Saturday, January 12, 2008

Permit Co$ts- Ouch

The first chunk of serious cash is now in. I wanted to cry. Seriously. That's not a joke. To make it even freakier, this was just to cover Nepal climbing permits. While there is a bit of speculation on exactly what is happening in the future surrounding climbing permit fees both in China and Nepal, for now there is definitely a difference in costs:

China- North Side: $4,900 per person (regardless of team size)
Nepal- South Side: $10,000 per person (team size can change overall cost)
Nepal also incorporates a $20,000 surcharge on teams wishing to attempt South Col Route.

It's not exactly a secret that China isn't hurting for cash these days. Nepal on the other hand, is. The poorest country in Asia, Nepal's climber permit philosophy essentially follows the adage of "the higher you climb, the more you pay". Given that there doesn't appear to be another mountain shooting up from the sea to challenge Everest's title as World's Highest Mountain, Nepal clearly recognizes that climbers from around the world will continue to come to Kathmandu. So, they can consistently overcharge with no fear of competition.

This link provides an interesting perspective on team costs and interface with the Chinese and Nepali Governments on climbing permits:

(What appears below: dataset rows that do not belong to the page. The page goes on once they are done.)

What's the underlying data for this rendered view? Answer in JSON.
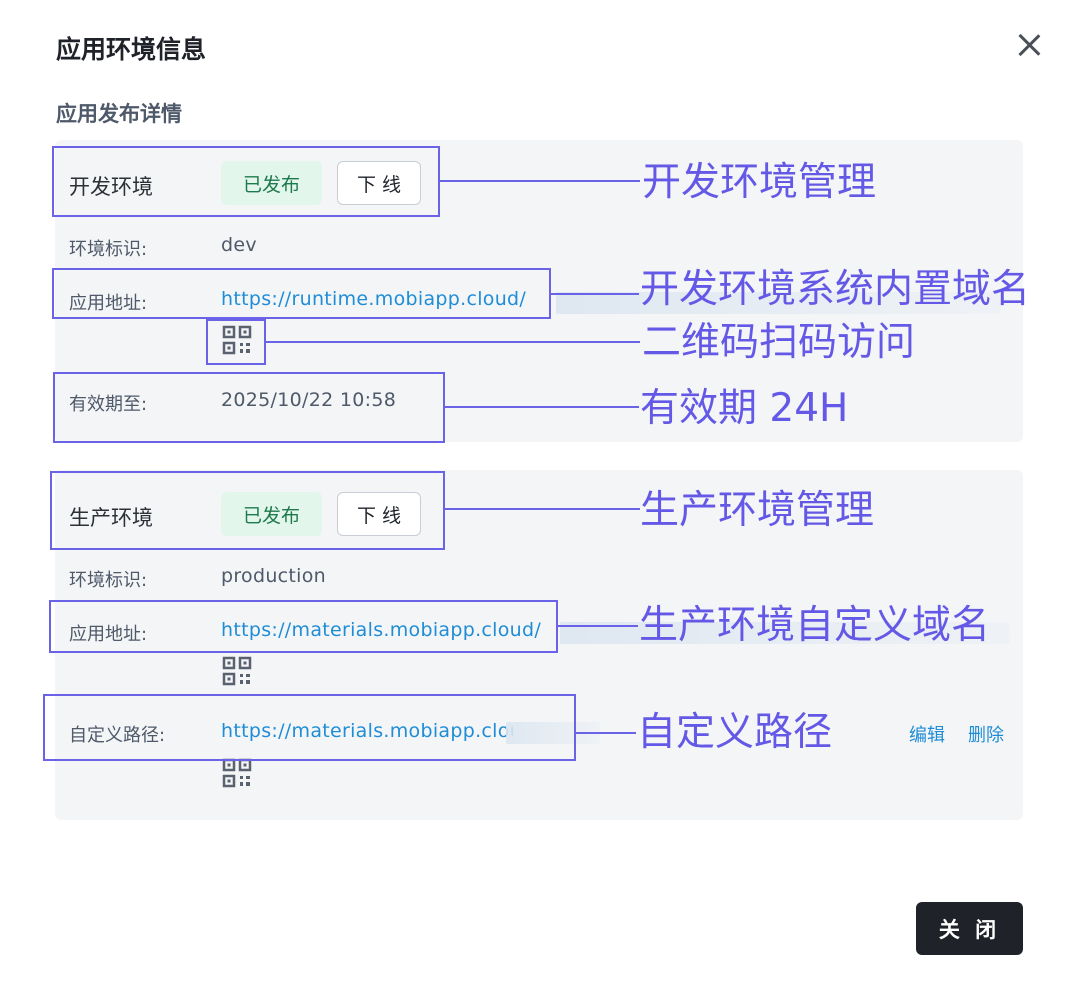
{
  "dialog": {
    "title": "应用环境信息",
    "subtitle": "应用发布详情",
    "close_label": "关 闭"
  },
  "dev": {
    "name": "开发环境",
    "status": "已发布",
    "offline_label": "下 线",
    "id_label": "环境标识:",
    "id_value": "dev",
    "url_label": "应用地址:",
    "url_value": "https://runtime.mobiapp.cloud/",
    "expiry_label": "有效期至:",
    "expiry_value": "2025/10/22 10:58"
  },
  "prod": {
    "name": "生产环境",
    "status": "已发布",
    "offline_label": "下 线",
    "id_label": "环境标识:",
    "id_value": "production",
    "url_label": "应用地址:",
    "url_value": "https://materials.mobiapp.cloud/",
    "path_label": "自定义路径:",
    "path_value": "https://materials.mobiapp.cloud",
    "edit_label": "编辑",
    "delete_label": "删除"
  },
  "annotations": {
    "dev_manage": "开发环境管理",
    "dev_domain": "开发环境系统内置域名",
    "qr_access": "二维码扫码访问",
    "validity": "有效期 24H",
    "prod_manage": "生产环境管理",
    "prod_domain": "生产环境自定义域名",
    "custom_path": "自定义路径"
  },
  "colors": {
    "accent": "#1f8dd6",
    "annotation": "#6459e6",
    "badge_bg": "#e2f6ec",
    "badge_text": "#1e7a4c",
    "primary_btn": "#1f2329"
  },
  "icons": {
    "close": "close-icon",
    "qr": "qr-code-icon"
  }
}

Interestingly, one of the article points involves China's interest in bringing the Olympic flame to the top of Everest during this coming year's Olympic Torch Relay leading up to the Beijing Summer Games. In a nutshell, the Chinese are very interested in the flame, and not so much on other teams being on the north side of the mountain. That does say something for the South Side and at the very least being able to feel like I'm part of an International climber community looking to achieve something alongside others. I'm guessing that with all the visibility of the Olympic flame this season, non-Chinese teams on the North Side are in for an interesting coexistence.

No comments: